Nicholas Kristof in the NYT: “Democrats’ internecine battle over so-called Medicare for all is largely irrelevant, because the plan won’t get through Congress. What’s imperative is simply achieving universal medical and dental coverage, either by a single-payer system (like Britain’s) or a multipayer system (like Germany’s); both work fine. What matters is the universal part.
“In some ways, America’s health care is outstanding. Specialized anti-cancer treatments are saving lives. But over all our system has two fundamental flaws.
“First, outcomes are mediocre and inequitable. Rich Americans live 20 years longer than poor Americans, and low-income American men have approximately the longevity of men living in Sudan. …
“The second fundamental problem with our health care system is that it delivers these second-rate outcomes at enormous cost.”

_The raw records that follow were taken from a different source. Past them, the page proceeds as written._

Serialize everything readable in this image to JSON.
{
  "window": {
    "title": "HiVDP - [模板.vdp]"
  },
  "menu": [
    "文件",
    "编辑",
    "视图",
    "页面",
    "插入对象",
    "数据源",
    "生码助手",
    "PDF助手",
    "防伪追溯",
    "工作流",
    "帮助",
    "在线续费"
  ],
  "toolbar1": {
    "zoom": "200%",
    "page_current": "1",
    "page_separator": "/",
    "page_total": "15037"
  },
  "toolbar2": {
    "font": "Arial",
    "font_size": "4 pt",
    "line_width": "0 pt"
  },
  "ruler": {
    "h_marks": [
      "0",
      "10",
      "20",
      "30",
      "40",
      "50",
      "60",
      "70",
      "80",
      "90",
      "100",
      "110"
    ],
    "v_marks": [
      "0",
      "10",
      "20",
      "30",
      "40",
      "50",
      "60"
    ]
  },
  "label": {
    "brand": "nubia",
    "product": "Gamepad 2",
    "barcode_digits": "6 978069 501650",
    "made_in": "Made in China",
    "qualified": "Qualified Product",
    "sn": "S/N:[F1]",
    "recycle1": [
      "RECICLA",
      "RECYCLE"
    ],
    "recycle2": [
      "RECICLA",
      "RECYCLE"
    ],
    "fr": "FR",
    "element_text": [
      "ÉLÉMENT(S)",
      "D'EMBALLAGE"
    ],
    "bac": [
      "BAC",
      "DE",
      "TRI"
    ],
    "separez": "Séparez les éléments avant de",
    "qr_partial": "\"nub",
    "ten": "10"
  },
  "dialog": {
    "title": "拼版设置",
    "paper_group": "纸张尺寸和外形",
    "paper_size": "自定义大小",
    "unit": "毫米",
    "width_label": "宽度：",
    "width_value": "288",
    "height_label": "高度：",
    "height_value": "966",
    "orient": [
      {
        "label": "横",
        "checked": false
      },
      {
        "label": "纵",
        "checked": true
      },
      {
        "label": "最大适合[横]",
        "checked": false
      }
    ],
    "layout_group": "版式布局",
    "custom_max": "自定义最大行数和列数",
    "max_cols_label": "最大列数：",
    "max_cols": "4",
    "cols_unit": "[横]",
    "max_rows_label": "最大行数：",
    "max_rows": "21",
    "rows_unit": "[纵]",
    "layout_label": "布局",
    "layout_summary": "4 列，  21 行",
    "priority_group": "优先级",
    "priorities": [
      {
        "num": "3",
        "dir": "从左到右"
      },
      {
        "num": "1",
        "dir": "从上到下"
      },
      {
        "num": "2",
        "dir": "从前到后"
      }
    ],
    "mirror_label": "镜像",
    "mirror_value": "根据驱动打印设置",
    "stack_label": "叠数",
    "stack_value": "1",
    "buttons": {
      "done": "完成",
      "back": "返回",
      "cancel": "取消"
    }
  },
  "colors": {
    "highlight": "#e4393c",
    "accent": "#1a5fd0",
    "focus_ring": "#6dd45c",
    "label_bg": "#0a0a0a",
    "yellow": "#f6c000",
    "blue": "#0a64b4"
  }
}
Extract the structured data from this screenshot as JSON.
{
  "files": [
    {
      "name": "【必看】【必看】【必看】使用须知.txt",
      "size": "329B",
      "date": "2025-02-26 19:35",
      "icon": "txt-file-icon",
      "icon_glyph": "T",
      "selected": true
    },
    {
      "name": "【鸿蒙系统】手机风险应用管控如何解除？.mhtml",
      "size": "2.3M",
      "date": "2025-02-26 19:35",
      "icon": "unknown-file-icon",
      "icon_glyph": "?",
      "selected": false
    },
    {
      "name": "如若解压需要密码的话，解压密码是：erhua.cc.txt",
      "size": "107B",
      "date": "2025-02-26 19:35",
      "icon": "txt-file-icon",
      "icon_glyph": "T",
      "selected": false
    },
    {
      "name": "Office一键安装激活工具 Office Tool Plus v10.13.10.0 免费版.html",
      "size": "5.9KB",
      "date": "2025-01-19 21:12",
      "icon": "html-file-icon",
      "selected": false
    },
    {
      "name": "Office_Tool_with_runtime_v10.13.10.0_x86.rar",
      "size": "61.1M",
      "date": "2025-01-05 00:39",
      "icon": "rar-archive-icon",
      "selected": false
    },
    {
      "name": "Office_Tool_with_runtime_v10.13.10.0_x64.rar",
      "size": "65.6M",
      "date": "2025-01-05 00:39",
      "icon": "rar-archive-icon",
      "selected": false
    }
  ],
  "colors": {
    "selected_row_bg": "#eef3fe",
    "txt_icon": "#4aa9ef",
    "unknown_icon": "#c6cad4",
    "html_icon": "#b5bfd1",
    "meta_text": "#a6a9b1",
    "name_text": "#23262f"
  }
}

I would add that the coronavirus is a strong argument in favor of universal health coverage. Sick people with health coverage seek and get the care (and quarantine, if necessary) that they need. Sick people with no or inadequate coverage tend to avoid seeking treatment. That puts us all at risk.